“After the earthquake, there was a fire. But the Lord wasn’t in the fire.
After the fire, there was a sound. Thin. Quiet.”
1 Kings 19:12 (Common English Bible)
My first trip into Washington D.C. was in 1988, attending the College of Preachers located in the National Cathedral. Driving into the city my eyes fell upon the Pentagon – something I had previously seen only in pictures. Looming large out the right side of my windshield, the impressive structure accomplished the intention of the architect – communicate the presence of the most powerful military force in the world. Though I am proud to be a U.S. citizen, I am a Christian first. And this military center of our nation represented values contrary to the purposes of Christ. A chill gripped me and I was momentarily shaken. Not because our nation had a military force. Even Israel has such a force to protect its freedoms. I was shaken by the enormity of its power.
I prayed – eyes wide open, watching the highway that stretched out in front of me. My prayer wasn’t clear. My head wasn’t clear. I simply didn’t know how to process the unsettledness tumbling within. My father served proudly in the U.S. Navy, as did my father-in-law. Regularly I thank women and men who are in the military or who have served. I thank them for their sacrifice, their service. My prayers for our troops mark my daily prayers. Yet, I was shaken, uncomfortable with the large footprint of our nation’s military might. My prayer was not uncommon. Many times I have inquired of God how to pray. I am troubled by this and that and simply do not know how to pray. “Lord, what do I do with this fear, this uneasiness within?”
I turned off of the highway and onto a surface street, navigating my way to the National Cathedral. My speed reduced along a beautifully landscaped avenue, I noticed a public park, also out the right side of my windshield. This pleasant, bucolic escape from my anxiety was welcomed. This park now occupied the space that was once filled with the enormity of the Pentagon building. The churning, troubled spirit within remained but no longer at the same intensity, no longer causing a death grip on the innocent steering wheel of my car. My prayer continued, thanking God for the change of view from the driver’s seat, thanking God that my unsettledness was easing, though only a little.

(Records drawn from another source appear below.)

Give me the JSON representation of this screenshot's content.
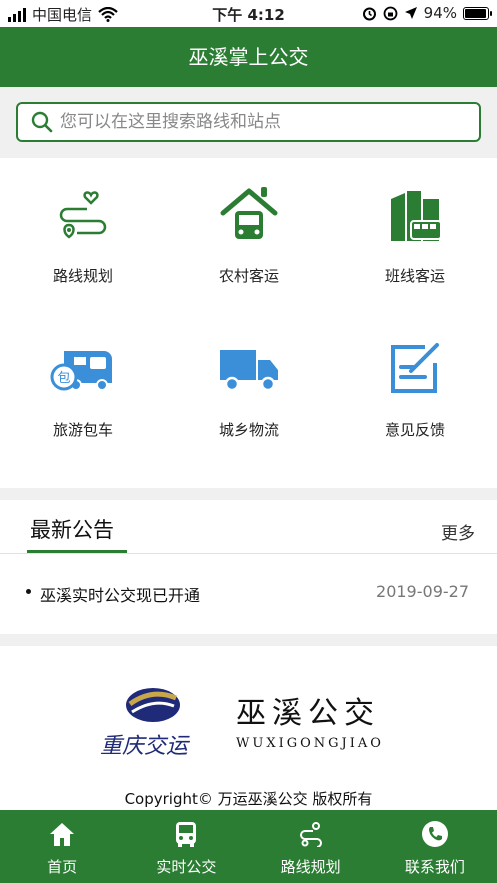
{
  "status_bar": {
    "carrier": "中国电信",
    "time": "下午 4:12",
    "battery": "94%",
    "battery_level": 0.94
  },
  "header": {
    "title": "巫溪掌上公交"
  },
  "search": {
    "placeholder": "您可以在这里搜索路线和站点"
  },
  "grid": {
    "items": [
      {
        "label": "路线规划",
        "icon": "route-plan-icon"
      },
      {
        "label": "农村客运",
        "icon": "rural-bus-icon"
      },
      {
        "label": "班线客运",
        "icon": "shuttle-bus-icon"
      },
      {
        "label": "旅游包车",
        "icon": "tour-charter-icon"
      },
      {
        "label": "城乡物流",
        "icon": "logistics-truck-icon"
      },
      {
        "label": "意见反馈",
        "icon": "feedback-icon"
      }
    ]
  },
  "notice": {
    "title": "最新公告",
    "more": "更多",
    "items": [
      {
        "text": "巫溪实时公交现已开通",
        "date": "2019-09-27"
      }
    ]
  },
  "footer": {
    "brand": "巫溪公交",
    "brand_en": "WUXIGONGJIAO",
    "script": "重庆交运",
    "copyright": "Copyright© 万运巫溪公交 版权所有"
  },
  "tabbar": {
    "items": [
      {
        "label": "首页",
        "icon": "home-icon"
      },
      {
        "label": "实时公交",
        "icon": "bus-icon"
      },
      {
        "label": "路线规划",
        "icon": "route-icon"
      },
      {
        "label": "联系我们",
        "icon": "phone-icon"
      }
    ]
  },
  "colors": {
    "primary": "#2b7d33",
    "accent_blue": "#3a8fd8",
    "background": "#f0f0f0"
  }
}
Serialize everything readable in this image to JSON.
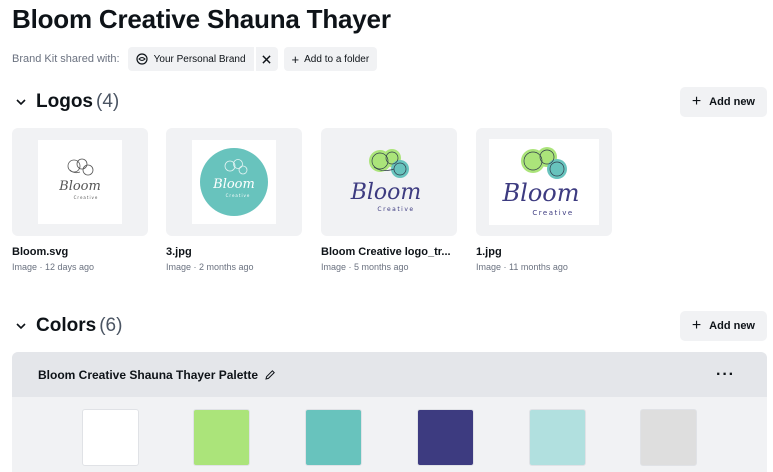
{
  "title": "Bloom Creative Shauna Thayer",
  "shared": {
    "label": "Brand Kit shared with:",
    "brand_chip": "Your Personal Brand",
    "folder_chip": "Add to a folder"
  },
  "logos": {
    "title": "Logos",
    "count": "(4)",
    "add_label": "Add new",
    "items": [
      {
        "name": "Bloom.svg",
        "meta": "Image · 12 days ago",
        "wordmark": "Bloom",
        "sub": "Creative"
      },
      {
        "name": "3.jpg",
        "meta": "Image · 2 months ago",
        "wordmark": "Bloom",
        "sub": "Creative"
      },
      {
        "name": "Bloom Creative logo_tr...",
        "meta": "Image · 5 months ago",
        "wordmark": "Bloom",
        "sub": "Creative"
      },
      {
        "name": "1.jpg",
        "meta": "Image · 11 months ago",
        "wordmark": "Bloom",
        "sub": "Creative"
      }
    ]
  },
  "colors": {
    "title": "Colors",
    "count": "(6)",
    "add_label": "Add new",
    "palette_name": "Bloom Creative Shauna Thayer Palette",
    "more_label": "···",
    "swatches": [
      "#ffffff",
      "#abe47a",
      "#68c3bd",
      "#3d3b80",
      "#b1e0df",
      "#dedede"
    ]
  }
}
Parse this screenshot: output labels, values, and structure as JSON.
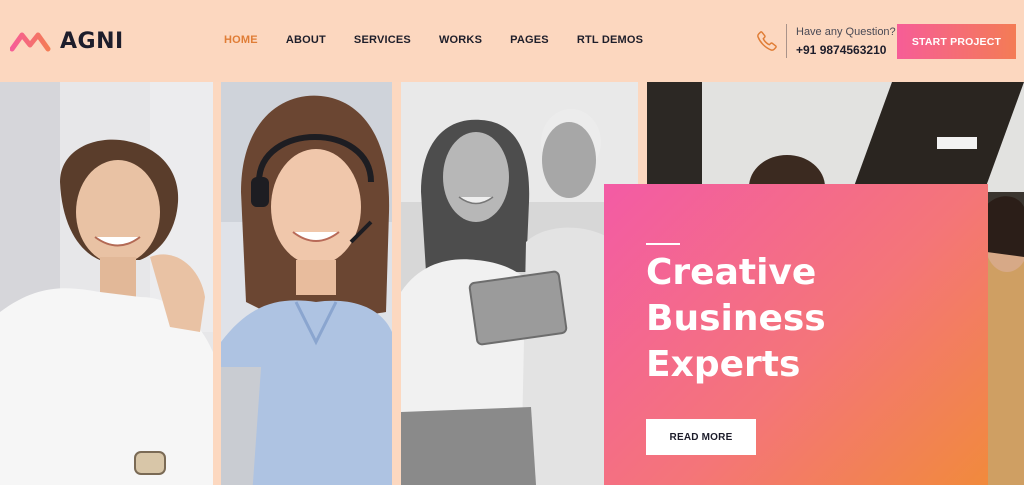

Traffic dropped my speed to a crawl. More time could safely be given to gazing at the park. Suddenly, God’s hand was on my shoulder. Located in the same trajectory as the Pentagon from my driver’s seat was a park bench. Seated on the bench was a young woman – approximately my age – in prayer. In her hand was a rosary – a helpful prayer tool used by Roman Catholics. In that moment I was calm, all unsettledness now dissipated. Of the two images – the Pentagon and the exercise of prayer – I was quite certain in which of the two real power dwelt. Each day you and I must choose between the clamor of human strength and power and the silent consecration to God in prayer, between the world’s display of self-assurance and the thin, quiet presence of God.